== PROBLEM STATEMENT ==
Would you print out every entry exactly as given?

App and web page records
───

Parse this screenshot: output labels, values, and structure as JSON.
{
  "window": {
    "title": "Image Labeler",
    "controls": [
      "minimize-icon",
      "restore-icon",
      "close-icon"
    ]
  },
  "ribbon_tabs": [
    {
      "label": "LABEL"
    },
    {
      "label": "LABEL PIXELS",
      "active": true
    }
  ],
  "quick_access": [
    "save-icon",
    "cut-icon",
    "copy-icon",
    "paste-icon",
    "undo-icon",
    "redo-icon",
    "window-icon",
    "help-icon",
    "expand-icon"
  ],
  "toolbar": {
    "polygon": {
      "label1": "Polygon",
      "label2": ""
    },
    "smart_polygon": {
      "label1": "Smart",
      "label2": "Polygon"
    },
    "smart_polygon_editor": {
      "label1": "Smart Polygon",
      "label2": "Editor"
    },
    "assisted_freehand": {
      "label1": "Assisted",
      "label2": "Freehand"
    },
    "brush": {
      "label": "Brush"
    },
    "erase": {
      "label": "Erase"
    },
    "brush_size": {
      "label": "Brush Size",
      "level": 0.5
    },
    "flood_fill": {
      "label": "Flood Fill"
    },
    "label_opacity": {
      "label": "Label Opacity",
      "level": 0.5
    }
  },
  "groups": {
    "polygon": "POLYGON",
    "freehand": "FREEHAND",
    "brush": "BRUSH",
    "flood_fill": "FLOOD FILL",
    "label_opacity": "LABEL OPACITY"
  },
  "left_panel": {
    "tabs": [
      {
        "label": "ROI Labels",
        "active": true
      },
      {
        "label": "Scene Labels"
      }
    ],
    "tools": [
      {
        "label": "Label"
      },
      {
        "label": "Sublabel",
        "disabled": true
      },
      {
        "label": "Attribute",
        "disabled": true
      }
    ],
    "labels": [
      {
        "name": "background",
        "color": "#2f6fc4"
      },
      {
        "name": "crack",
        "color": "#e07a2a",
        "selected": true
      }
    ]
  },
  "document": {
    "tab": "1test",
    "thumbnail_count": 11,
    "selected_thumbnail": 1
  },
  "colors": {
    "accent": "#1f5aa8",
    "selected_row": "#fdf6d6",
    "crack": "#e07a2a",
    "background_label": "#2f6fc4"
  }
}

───

== RESPONSE BELOW ==
Parse this screenshot: output labels, values, and structure as JSON.
{
  "window": {
    "title": "Image Labeler",
    "controls": [
      "minimize-icon",
      "restore-icon",
      "close-icon"
    ]
  },
  "ribbon_tabs": [
    {
      "label": "LABEL"
    },
    {
      "label": "LABEL PIXELS",
      "active": true
    }
  ],
  "quick_access": [
    "save-icon",
    "cut-icon",
    "copy-icon",
    "paste-icon",
    "undo-icon",
    "redo-icon",
    "window-icon",
    "help-icon",
    "expand-icon"
  ],
  "toolbar": {
    "polygon": {
      "label1": "Polygon",
      "label2": ""
    },
    "smart_polygon": {
      "label1": "Smart",
      "label2": "Polygon"
    },
    "smart_polygon_editor": {
      "label1": "Smart Polygon",
      "label2": "Editor"
    },
    "assisted_freehand": {
      "label1": "Assisted",
      "label2": "Freehand"
    },
    "brush": {
      "label": "Brush"
    },
    "erase": {
      "label": "Erase"
    },
    "brush_size": {
      "label": "Brush Size",
      "level": 0.5
    },
    "flood_fill": {
      "label": "Flood Fill"
    },
    "label_opacity": {
      "label": "Label Opacity",
      "level": 0.5
    }
  },
  "groups": {
    "polygon": "POLYGON",
    "freehand": "FREEHAND",
    "brush": "BRUSH",
    "flood_fill": "FLOOD FILL",
    "label_opacity": "LABEL OPACITY"
  },
  "left_panel": {
    "tabs": [
      {
        "label": "ROI Labels",
        "active": true
      },
      {
        "label": "Scene Labels"
      }
    ],
    "tools": [
      {
        "label": "Label"
      },
      {
        "label": "Sublabel",
        "disabled": true
      },
      {
        "label": "Attribute",
        "disabled": true
      }
    ],
    "labels": [
      {
        "name": "background",
        "color": "#2f6fc4"
      },
      {
        "name": "crack",
        "color": "#e07a2a",
        "selected": true
      }
    ]
  },
  "document": {
    "tab": "1test",
    "thumbnail_count": 11,
    "selected_thumbnail": 1
  },
  "colors": {
    "accent": "#1f5aa8",
    "selected_row": "#fdf6d6",
    "crack": "#e07a2a",
    "background_label": "#2f6fc4"
  }
}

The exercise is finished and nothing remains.